The Union Health Ministry has warned States that the delta plus variant, which is currently a variant of concern, has increased transmissibility, stronger binding to receptors of lung cells, and potential reduction in monoclonal antibody response.
Directing the States to initiate more focused and stringent measures to contain the virus spread, the Ministry has now also instructed that adequate number of samples from positive persons have to be sent to the designated labs so that clinical epidemiological correlations can be established.
“The Ministry wrote on the communication and has advised immediate containment measures which must be put in place in districts and clusters, where the variant has been detected, including preventing crowds and intermingling of people. It has also advocated for widespread testing, prompt tracing as well as vaccine coverage on a priority basis,” said a Ministry official.
“The Ministry has written to Rajasthan, Tamil Nadu, Karnataka, Punjab, Haryana, J&K, Gujarat and Andhra Pradesh where some districts have this variant,” he said. Doctors across India have also cautioned against any relaxation in adherence to COVID-appropriate behaviour. Archana Dhawan Bajaj, director, Nurture IVF said that the delta variant has been labeled as ‘Variant of Concern’ by World Health Organisation (WHO) for multiple reasons.
“The delta variant is more resistant to medication, treatment, and vaccination.

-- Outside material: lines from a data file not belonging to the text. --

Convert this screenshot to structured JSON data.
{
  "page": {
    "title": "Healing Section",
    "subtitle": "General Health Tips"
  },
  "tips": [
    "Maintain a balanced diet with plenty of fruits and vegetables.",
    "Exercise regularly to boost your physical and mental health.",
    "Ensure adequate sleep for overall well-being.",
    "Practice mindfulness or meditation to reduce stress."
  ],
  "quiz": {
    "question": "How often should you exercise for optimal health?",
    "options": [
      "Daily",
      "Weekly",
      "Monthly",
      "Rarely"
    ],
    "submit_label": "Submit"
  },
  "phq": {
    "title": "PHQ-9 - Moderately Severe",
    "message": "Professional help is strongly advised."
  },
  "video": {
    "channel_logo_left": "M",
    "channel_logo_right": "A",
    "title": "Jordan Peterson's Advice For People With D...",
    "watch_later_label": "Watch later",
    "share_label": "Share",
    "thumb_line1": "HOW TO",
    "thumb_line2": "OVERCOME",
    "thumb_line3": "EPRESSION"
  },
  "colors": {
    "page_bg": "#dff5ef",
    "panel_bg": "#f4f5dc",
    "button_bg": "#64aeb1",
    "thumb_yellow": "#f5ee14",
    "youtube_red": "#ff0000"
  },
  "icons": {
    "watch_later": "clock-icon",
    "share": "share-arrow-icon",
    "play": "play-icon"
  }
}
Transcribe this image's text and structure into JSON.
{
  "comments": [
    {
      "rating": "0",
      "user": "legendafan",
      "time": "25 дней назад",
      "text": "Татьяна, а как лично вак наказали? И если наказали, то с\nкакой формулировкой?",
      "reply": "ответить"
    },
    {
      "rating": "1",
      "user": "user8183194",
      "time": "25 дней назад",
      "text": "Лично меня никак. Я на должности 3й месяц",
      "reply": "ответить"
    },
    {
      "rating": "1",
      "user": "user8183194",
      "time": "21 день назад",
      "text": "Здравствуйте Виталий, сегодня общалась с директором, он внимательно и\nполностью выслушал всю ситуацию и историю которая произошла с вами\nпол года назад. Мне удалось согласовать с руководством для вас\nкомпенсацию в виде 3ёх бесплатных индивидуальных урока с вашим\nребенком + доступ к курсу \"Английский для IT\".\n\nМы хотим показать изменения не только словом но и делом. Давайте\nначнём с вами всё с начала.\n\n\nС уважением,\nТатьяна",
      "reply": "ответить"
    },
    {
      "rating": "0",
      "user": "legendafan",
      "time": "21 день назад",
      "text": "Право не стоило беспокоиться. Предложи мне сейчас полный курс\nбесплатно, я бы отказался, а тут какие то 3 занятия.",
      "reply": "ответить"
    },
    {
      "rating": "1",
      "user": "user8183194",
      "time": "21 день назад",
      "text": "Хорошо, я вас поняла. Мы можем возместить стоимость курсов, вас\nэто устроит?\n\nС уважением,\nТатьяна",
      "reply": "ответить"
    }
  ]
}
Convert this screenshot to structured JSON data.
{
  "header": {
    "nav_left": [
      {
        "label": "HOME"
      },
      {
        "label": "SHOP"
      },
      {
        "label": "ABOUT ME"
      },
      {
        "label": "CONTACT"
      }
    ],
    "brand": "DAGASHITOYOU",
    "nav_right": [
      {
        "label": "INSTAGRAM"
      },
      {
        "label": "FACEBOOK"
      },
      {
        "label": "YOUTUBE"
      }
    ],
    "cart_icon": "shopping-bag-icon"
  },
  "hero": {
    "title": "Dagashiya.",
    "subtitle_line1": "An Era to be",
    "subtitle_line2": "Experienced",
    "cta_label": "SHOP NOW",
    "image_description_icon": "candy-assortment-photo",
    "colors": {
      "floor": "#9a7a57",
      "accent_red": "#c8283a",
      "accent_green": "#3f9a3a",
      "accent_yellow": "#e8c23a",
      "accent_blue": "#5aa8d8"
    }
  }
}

Therefore, people who have been vaccinated can still be affected by this variant and can go on to get the clinical illness. Neutralising antibodies against this variant post-vaccination seem to be nearly five times lower in people who have already been vaccinated than the other variants,” she said.
The Delta Plus variant, currently a variant of concern, has increased transmissibility, stronger binding to receptors of lung cells and potential reduction in monoclonal antibody response.
Doctors across India have also cautioned against any relaxation in adherence to COVID-appropriate behaviour in view of variants such as the Delta Plus cropping up. “There is a noticeable increase in hospitalisations, ICU admissions, mortality, and morbidity for people affected with this variant. This variant seems to be responsible for a fair number of re-occurrences,” Dr. Archana Dhawan Bajaj, director, Nurture IVF, told The Hindu.
Doctors add that COVID-19 being an RNA virus has a tendency to undergo rapid mutations and there is a need to step up the vaccination drive across the globe. Meanwhile, the Centre informed the Supreme Court on Saturday that it will require 186 to 188 crore vaccine doses to twice inoculate the 93 to 94 crore population aged above 18 years. 51.6 crore doses would be made available by July 31, it said, leaving a requirement of approximately 135 crore vaccine doses if it is to complete immunisation against COVID-19 by December 2021.